...Very little effective work can be done to prevent the spread of this disease. Most cases give no history of known contact.
In 1923 there were 205 deaths from diphtheria; in 1924 there were 162.
In 1924 there were 1,521 deaths from pneumonia while in 1923 there were 1,949. The death rate for the past year was 134.6 as compared with 185.6 per 100,000 population in 1923. While the death rate does show a gratifying improvement it is still far from satisfactory since pneumonia is still the most important cause of death in Detroit.
During the year 1924 there was such a pronounced rise in the incidence of rabies both in animal and man as to warrant the passage of an ordinance affecting dogs. Such a ordinance was passed May 6th, which provided that all dogs must be either vaccinated against rabies or kept on a leash or muzzled at all times. There were 210 rabid animals examined by the Department's laboratories in the year just passed. Four human beings lost their lives as a result of rabies.
The ten principal causes of death in 1924 were:
- Organic Heart Disease
- Congenital Debility, Malformation and Premature Birth
- Violence (except suicide)
- Apoplexy and Cerebral Hemorrhage
- Bright's Disease and Chronic Nephritis
- Diarrhea and Enteritis
- Acute Contagious Diseases (Measles, Scarlet Fever, Whooping Cough, and Diphtheria)
On p. 34 we have a really great section titled, "High Spots in a World-Renowned City". This section is a treasure trove for tidbits of information about this city of Detroit back in 1924. This is the stuff Trivial Pursuit games are made of ;-) Here's some examples:
Detroit is the oldest city in the United States between the Allegheny mountains and the New Mexican plains; is, with the exception of Washington, the most beautiful city in the country, and is the fasted growing city in its class.This sort of information goes on and on for pages and pages.

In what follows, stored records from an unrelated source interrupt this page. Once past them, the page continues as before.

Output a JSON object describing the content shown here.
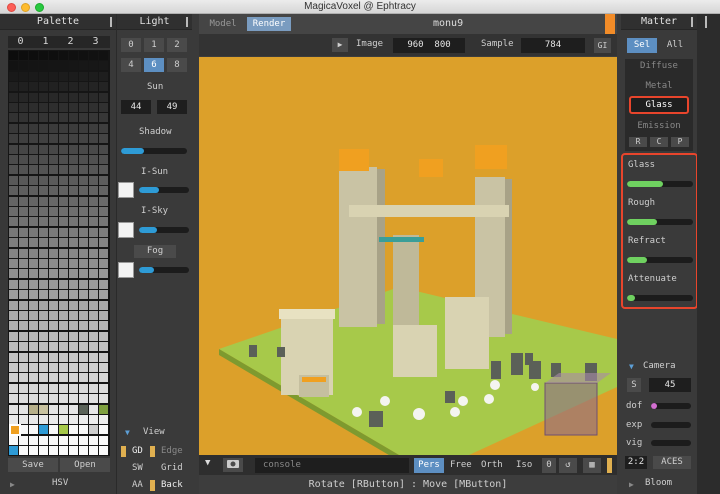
{
  "window": {
    "title": "MagicaVoxel @ Ephtracy"
  },
  "palette": {
    "title": "Palette",
    "tabs": [
      "0",
      "1",
      "2",
      "3"
    ],
    "save_label": "Save",
    "open_label": "Open",
    "hsv_label": "HSV"
  },
  "light": {
    "title": "Light",
    "numbers_row1": [
      "0",
      "1",
      "2"
    ],
    "numbers_row2": [
      "4",
      "6",
      "8"
    ],
    "selected": "6",
    "sun_label": "Sun",
    "sun_values": [
      "44",
      "49"
    ],
    "shadow_label": "Shadow",
    "shadow_level": 0.35,
    "isun_label": "I-Sun",
    "isun_level": 0.4,
    "isky_label": "I-Sky",
    "isky_level": 0.35,
    "fog_label": "Fog",
    "fog_level": 0.3
  },
  "view": {
    "title": "View",
    "rows": [
      {
        "left": "GD",
        "right": "Edge"
      },
      {
        "left": "SW",
        "right": "Grid"
      },
      {
        "left": "AA",
        "right": "Back"
      }
    ]
  },
  "render": {
    "tabs": [
      "Model",
      "Render"
    ],
    "active_tab": "Render",
    "scene_name": "monu9",
    "image_label": "Image",
    "image_width": "960",
    "image_height": "800",
    "sample_label": "Sample",
    "sample_value": "784",
    "gi_label": "GI"
  },
  "bottombar": {
    "console_placeholder": "console",
    "modes": [
      "Pers",
      "Free",
      "Orth",
      "Iso"
    ],
    "active_mode": "Pers",
    "count": "0",
    "status": "Rotate [RButton] : Move [MButton]"
  },
  "matter": {
    "title": "Matter",
    "tabs": [
      "Sel",
      "All"
    ],
    "active_tab": "Sel",
    "types": [
      "Diffuse",
      "Metal",
      "Glass",
      "Emission"
    ],
    "active_type": "Glass",
    "rcp": [
      "R",
      "C",
      "P"
    ],
    "params": [
      {
        "name": "Glass",
        "level": 0.55
      },
      {
        "name": "Rough",
        "level": 0.45
      },
      {
        "name": "Refract",
        "level": 0.3
      },
      {
        "name": "Attenuate",
        "level": 0.12
      }
    ]
  },
  "camera": {
    "title": "Camera",
    "s_label": "S",
    "fov": "45",
    "dof_label": "dof",
    "dof_level": 0.15,
    "exp_label": "exp",
    "vig_label": "vig",
    "ratio": "2:2",
    "aces_label": "ACES",
    "bloom_label": "Bloom"
  },
  "colors": {
    "accent_blue": "#5d8fc2",
    "slider_blue": "#2e9bd6",
    "slider_green": "#6fd160",
    "highlight_red": "#e8452c",
    "sky": "#dca02a",
    "ground": "#a7c94a"
  }
}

Some of it is impressive, some of it is just a hoot! But where else can you put your hands on this kind of trivia? This book is a must-check when writing up your family history or for period research if you are writing historical fiction.
Detroit has an official mermaid - a female athlete as swimming teacher at Belle Isle Beach.
Detroit has the largest music publishing house in the world.
Detroit homes prior to 1851 were mostly lighted with sperm oil and candles, in that year with gas and kerosene and in 1885 with electric lights and gas mantles.
Detroit is a city of contented labor.
Detroit has the tallest hotel in the world - the Book-Cadillac Hotel - opened Dec. 1, 1924. It is 397 feet high, with 29 stories, 1129 guest rooms and 20 stores; cost $16,000,000.
Detroit leads the world in soda and salt production.
Detroit is he third city in the country in number of autos stolen, New York being first.
Detroit leads all cities in America in the production of disinfectants.
Detroit is a leader in the number and completeness of its bakeries. A modern baking plant cost $2,000,000. (Yikes! Could my grandparents' baking company have been worth this kind of money???)
Detroit has among new industries the manufacture of manophones.
Detroit has two of the largest scarf-pin manufacturers in the world.
Coming up next: City Directories: Chronological History
Read my series of articles about city directories:
I Won the eBay Bid
What's In A City Directory
City Directories: The Introduction
City Directories: The Indexes
City Directories: The Statistical Department
City Directories: Chronological History
City Directories: Miscellaneous Information
City Directories: Directory of Names
City Directories: Street Guide and Directory of Householders
City Directories: Classified Business Directory
City Directories: Additional Information